_Work order:_ All lines below containing the string "Example" are to be copied.

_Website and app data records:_
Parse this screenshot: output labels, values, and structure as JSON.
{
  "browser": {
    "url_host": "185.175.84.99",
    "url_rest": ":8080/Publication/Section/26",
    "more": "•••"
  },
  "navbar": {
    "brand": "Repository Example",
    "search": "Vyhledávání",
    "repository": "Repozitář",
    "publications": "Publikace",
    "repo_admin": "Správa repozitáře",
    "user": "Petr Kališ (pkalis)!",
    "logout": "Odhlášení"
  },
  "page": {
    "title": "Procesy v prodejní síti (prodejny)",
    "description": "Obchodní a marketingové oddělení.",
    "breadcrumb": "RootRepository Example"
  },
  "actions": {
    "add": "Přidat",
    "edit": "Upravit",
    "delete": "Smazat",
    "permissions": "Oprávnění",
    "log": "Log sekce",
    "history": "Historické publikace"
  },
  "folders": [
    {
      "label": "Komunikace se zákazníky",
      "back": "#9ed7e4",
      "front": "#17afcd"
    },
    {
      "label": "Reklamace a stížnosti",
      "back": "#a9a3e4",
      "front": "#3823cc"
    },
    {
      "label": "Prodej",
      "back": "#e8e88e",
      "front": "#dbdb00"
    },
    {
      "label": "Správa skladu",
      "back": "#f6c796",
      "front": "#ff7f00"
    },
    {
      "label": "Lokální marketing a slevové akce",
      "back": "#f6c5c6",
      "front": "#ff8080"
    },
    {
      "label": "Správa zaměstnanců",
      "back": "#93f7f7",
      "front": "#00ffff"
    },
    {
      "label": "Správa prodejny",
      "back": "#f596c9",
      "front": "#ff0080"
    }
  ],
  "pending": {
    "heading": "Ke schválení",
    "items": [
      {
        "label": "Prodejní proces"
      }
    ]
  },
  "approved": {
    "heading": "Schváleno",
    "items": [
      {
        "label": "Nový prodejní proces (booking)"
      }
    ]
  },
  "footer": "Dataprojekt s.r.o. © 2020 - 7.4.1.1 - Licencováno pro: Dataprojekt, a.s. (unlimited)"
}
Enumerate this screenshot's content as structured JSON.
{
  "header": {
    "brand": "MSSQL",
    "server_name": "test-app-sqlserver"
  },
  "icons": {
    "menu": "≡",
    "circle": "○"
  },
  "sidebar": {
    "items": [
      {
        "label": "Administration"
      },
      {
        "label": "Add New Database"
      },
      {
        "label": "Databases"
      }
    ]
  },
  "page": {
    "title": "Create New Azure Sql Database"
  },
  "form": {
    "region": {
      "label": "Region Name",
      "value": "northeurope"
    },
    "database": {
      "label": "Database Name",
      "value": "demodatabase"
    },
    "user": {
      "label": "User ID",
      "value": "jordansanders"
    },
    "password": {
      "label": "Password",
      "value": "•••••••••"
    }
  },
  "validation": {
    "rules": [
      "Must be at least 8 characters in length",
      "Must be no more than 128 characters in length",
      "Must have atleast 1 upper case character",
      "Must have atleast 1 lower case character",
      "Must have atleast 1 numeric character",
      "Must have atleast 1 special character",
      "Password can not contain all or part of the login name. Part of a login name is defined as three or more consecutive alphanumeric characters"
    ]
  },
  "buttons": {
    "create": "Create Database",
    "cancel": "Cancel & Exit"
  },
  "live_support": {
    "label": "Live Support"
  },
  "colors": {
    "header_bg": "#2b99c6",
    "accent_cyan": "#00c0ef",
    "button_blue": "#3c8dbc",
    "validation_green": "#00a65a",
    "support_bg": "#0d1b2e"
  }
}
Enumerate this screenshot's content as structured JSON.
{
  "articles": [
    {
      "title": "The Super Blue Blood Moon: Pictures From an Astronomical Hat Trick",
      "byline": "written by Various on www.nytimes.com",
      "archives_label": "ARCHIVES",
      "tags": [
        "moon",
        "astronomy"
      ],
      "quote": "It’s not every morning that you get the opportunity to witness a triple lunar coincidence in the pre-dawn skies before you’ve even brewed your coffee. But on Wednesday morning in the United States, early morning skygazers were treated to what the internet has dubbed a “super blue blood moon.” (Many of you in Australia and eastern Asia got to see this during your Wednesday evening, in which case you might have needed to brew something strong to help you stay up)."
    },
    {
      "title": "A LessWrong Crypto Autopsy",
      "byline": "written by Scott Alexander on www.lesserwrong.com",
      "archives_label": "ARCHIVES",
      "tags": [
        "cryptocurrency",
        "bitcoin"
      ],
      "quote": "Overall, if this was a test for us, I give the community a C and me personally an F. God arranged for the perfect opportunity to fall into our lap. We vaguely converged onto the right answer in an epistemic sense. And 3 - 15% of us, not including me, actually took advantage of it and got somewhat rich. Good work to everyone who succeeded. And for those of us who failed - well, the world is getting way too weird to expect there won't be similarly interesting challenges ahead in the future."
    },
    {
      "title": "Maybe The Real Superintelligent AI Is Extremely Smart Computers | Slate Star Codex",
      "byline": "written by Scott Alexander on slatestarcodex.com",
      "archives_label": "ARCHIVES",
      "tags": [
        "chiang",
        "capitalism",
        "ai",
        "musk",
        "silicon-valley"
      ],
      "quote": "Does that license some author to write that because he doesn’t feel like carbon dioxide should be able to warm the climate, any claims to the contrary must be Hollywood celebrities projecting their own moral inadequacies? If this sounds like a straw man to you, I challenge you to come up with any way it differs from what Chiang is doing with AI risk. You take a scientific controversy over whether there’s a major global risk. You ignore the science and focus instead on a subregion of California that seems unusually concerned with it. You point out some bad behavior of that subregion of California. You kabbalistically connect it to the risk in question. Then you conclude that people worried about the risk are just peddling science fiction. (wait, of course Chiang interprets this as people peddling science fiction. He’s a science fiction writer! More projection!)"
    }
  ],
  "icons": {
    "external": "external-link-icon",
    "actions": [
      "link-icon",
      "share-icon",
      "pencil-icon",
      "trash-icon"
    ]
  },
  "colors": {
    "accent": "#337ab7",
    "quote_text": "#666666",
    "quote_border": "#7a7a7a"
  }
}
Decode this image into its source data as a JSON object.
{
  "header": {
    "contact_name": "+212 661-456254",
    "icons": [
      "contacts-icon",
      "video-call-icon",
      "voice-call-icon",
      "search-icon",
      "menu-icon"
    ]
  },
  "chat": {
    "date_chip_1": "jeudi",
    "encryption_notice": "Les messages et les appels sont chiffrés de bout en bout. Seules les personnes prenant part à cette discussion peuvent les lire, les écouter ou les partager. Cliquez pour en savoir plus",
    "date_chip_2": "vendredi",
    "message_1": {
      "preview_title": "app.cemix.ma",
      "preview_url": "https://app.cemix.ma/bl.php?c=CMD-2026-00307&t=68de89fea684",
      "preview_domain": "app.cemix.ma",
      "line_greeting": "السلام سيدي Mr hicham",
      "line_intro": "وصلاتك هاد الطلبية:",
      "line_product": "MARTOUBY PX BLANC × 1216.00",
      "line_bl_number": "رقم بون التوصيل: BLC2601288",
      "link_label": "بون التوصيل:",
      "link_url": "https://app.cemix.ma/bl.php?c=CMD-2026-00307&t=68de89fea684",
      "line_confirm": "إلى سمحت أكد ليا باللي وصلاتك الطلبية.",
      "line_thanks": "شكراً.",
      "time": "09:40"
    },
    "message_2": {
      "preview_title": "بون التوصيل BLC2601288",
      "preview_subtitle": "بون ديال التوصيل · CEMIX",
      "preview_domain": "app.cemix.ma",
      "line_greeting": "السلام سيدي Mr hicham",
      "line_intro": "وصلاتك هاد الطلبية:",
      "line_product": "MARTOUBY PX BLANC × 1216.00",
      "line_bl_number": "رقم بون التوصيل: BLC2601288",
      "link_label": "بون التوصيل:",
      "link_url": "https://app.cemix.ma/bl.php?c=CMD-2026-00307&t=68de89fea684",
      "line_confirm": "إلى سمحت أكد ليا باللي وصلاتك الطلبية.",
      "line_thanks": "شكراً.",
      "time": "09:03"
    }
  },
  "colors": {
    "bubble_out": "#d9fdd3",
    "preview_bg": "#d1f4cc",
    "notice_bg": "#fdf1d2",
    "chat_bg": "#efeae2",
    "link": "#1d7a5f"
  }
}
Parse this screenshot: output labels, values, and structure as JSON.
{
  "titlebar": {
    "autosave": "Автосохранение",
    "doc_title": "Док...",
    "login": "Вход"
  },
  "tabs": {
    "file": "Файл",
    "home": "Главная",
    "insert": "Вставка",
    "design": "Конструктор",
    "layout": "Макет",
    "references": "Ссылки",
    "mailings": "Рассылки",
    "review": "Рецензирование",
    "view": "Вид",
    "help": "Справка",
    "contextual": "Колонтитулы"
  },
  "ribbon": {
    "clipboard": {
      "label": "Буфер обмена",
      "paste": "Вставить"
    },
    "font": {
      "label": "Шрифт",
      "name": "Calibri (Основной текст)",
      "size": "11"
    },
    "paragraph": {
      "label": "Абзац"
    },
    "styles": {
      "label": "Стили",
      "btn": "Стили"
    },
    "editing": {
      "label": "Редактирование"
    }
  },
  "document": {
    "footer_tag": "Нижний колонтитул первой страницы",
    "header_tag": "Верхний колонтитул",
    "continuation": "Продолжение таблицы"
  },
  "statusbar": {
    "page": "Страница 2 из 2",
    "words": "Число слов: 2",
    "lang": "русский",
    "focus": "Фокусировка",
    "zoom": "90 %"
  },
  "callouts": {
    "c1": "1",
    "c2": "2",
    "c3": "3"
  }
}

_Response:_
    "brand": "Repository Example",
    "breadcrumb": "RootRepository Example"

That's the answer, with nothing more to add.